August 2005

Jen Crispin

breeder

Essential Reference Guides

So here's the funny thing about being pregnant. As soon as people know that you are, everyone has something to say to you about it. From horror stories about what happened to someone's best friend's cousin to admonishments about eating certain foods to complete strangers reminiscing about their pregnancies in the supermarket, the last thing I wasnted to do after a full day of all that was to read yet another person's opinion of what I should be doing now that I'm pregnant. So my pregnancy-related reading has dropped off sharply, with only a few exceptions.

First, when you're being deluged with horror stories, it's nice to have a good reference book or two that will tell you how likely such an eventuality is and what warning signs to look for if you're temporarily convincecd that said horror is going to eventually happen to you. I know I've raved here in the past about The Mayo Clinic's Guide to a Healthy Pregnancy, but I've since upgraded to the Mayo Clinic Complete Book of Pregnancy and Baby's First Year. The Complete Book is monstrously huge and has yet to fail me on any topic, even a few which were not touched upon in any of the other numerous pregnancy books that I own. In addition, although only a very small portion of the book has anything to do with pregnancy, I've been spending a lot of time lately looking at The Ultimate Visual Dictionary 2000, one of my favorite reference books of all time. What this book has that my Mayo Clinic books don't is full-color illustrations of every major system in the human body, including a great section of the placenta and a cross-section that shows just exactly how a pregnant woman's internal organs are all getting squished by the presence of a fetus.

Second, after disparaging all the hapless-dad books at the bookstore, I had to give in and read the fatherhood book that my mother-in-law bought for my husband, The Expectant Father by Armin A. Brott and Jennifer Ash. Much to my surprise, it wasn't that bad. It actually contains a lot of practical information, most notably about budgeting for new baby expenses and how to go about starting a long-term financial plan if you don't already have one in place. I say notably because such information is conspicuously absent in most of the pregnancy books geared to women that I've read, and even when it was present, tended to be rather vague. In fact, there was only a single sentence in the book that troubled me, advising expectant fathers not to eat banana splits in front of their pregnant partners. For the love of god, if the woman wants a banana split, let her have a banana split! My husband, however, read it differently, and took it to mean that he shouldn't eat foods in front of me that I want but can't have because of nausea, heartburn, or other health reasons. I suppose that it's possible that I've just been exposed to too many food restrictions since becoming pregnant to read such a sentence objectively.

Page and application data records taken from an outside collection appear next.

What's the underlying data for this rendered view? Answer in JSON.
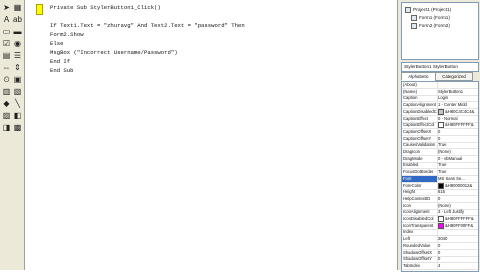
{
  "toolbox": {
    "tools": [
      {
        "name": "pointer-icon",
        "glyph": "➤"
      },
      {
        "name": "picturebox-icon",
        "glyph": "▦"
      },
      {
        "name": "label-icon",
        "glyph": "A"
      },
      {
        "name": "textbox-icon",
        "glyph": "ab"
      },
      {
        "name": "frame-icon",
        "glyph": "▭"
      },
      {
        "name": "commandbutton-icon",
        "glyph": "▬"
      },
      {
        "name": "checkbox-icon",
        "glyph": "☑"
      },
      {
        "name": "optionbutton-icon",
        "glyph": "◉"
      },
      {
        "name": "combobox-icon",
        "glyph": "▤"
      },
      {
        "name": "listbox-icon",
        "glyph": "☰"
      },
      {
        "name": "hscrollbar-icon",
        "glyph": "⇔"
      },
      {
        "name": "vscrollbar-icon",
        "glyph": "⇕"
      },
      {
        "name": "timer-icon",
        "glyph": "⏲"
      },
      {
        "name": "drivelist-icon",
        "glyph": "▣"
      },
      {
        "name": "dirlist-icon",
        "glyph": "▥"
      },
      {
        "name": "filelist-icon",
        "glyph": "▧"
      },
      {
        "name": "shape-icon",
        "glyph": "◆"
      },
      {
        "name": "line-icon",
        "glyph": "╲"
      },
      {
        "name": "image-icon",
        "glyph": "▨"
      },
      {
        "name": "data-icon",
        "glyph": "◧"
      },
      {
        "name": "ole-icon",
        "glyph": "◨"
      },
      {
        "name": "custom-icon",
        "glyph": "▩"
      }
    ]
  },
  "editor": {
    "lines": [
      "Private Sub StylerButton1_Click()",
      "",
      "If Text1.Text = \"zhuravg\" And Text2.Text = \"password\" Then",
      "Form2.Show",
      "Else",
      "MsgBox (\"Incorrect Username/Password\")",
      "End If",
      "End Sub"
    ]
  },
  "project": {
    "items": [
      "Project1 (Project1)",
      "Form1 (Form1)",
      "Form2 (Form2)"
    ]
  },
  "properties": {
    "object": "StylerButton1  StylerButton",
    "tabs": [
      "Alphabetic",
      "Categorized"
    ],
    "rows": [
      {
        "name": "(About)",
        "value": ""
      },
      {
        "name": "(Name)",
        "value": "StylerButton1"
      },
      {
        "name": "Caption",
        "value": "Login"
      },
      {
        "name": "CaptionAlignment",
        "value": "1 - Center Midd"
      },
      {
        "name": "CaptionDisabledCol",
        "value": "&H80C4C4C4&",
        "swatch": "#c4c4c4"
      },
      {
        "name": "CaptionEffect",
        "value": "0 - Normal"
      },
      {
        "name": "CaptionEffectCol",
        "value": "&H80FFFFFF&",
        "swatch": "#ffffff"
      },
      {
        "name": "CaptionOffsetX",
        "value": "0"
      },
      {
        "name": "CaptionOffsetY",
        "value": "0"
      },
      {
        "name": "CausesValidation",
        "value": "True"
      },
      {
        "name": "DragIcon",
        "value": "(None)"
      },
      {
        "name": "DragMode",
        "value": "0 - vbManual"
      },
      {
        "name": "Enabled",
        "value": "True"
      },
      {
        "name": "FocusDotBorder",
        "value": "True"
      },
      {
        "name": "Font",
        "value": "MS Sans Se...",
        "selected": true
      },
      {
        "name": "ForeColor",
        "value": "&H80000012&",
        "swatch": "#000000"
      },
      {
        "name": "Height",
        "value": "615"
      },
      {
        "name": "HelpContextID",
        "value": "0"
      },
      {
        "name": "Icon",
        "value": "(None)"
      },
      {
        "name": "IconAlignment",
        "value": "3 - Left Justify"
      },
      {
        "name": "IconDisabledCol",
        "value": "&H80FFFFFF&",
        "swatch": "#ffffff"
      },
      {
        "name": "IconTransparent",
        "value": "&H80FF00FF&",
        "swatch": "#ff00ff"
      },
      {
        "name": "Index",
        "value": ""
      },
      {
        "name": "Left",
        "value": "2040"
      },
      {
        "name": "RoundedValue",
        "value": "0"
      },
      {
        "name": "ShadowOffsetX",
        "value": "0"
      },
      {
        "name": "ShadowOffsetY",
        "value": "0"
      },
      {
        "name": "TabIndex",
        "value": "4"
      }
    ]
  },
  "colors": {
    "editor_marker": "#ffff00",
    "selection": "#316ac5",
    "chrome": "#ece9d8"
  }
}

Finally, while I've lost patience with most pregnancy magazines, I'm still reading Hip Mama, Ariel Gore's motherhood zine that has been mentioned here on Bookslut more than a few times, and my newest discovery, the delightfully non-mainstream Mothering. This magazine may be too hippie-dippy for some, but should appeal strongly to the Our Bodies, Ourselves crowd. Subtitled The Magazine of Natural Family Living, the first issue I read contained odes to kale, home schooling, and the placenta, and was chockfull of ads for cotton diapers, slings, and co-sleepers. But what I like most about this magazine is the underlying theme that the answer to your parenting crises is not some new great product but in having more faith in yourself as a parent. And then the articles are actually conducive to believing in one's parenting skills, rather than shaming or panic-inducing like many other parenting magazines I could mention.

By the time you read this, I'll officially be in my seventh month. Accordingly, my to-read list is shifting away from pregnancy books and more towards parenting books. Once again, I'd like to start out with your advice. What's the worst parenting advice you've ever read? Are there any books that you swear by? E-mail any and all suggestions to me at jen@bookslut.com.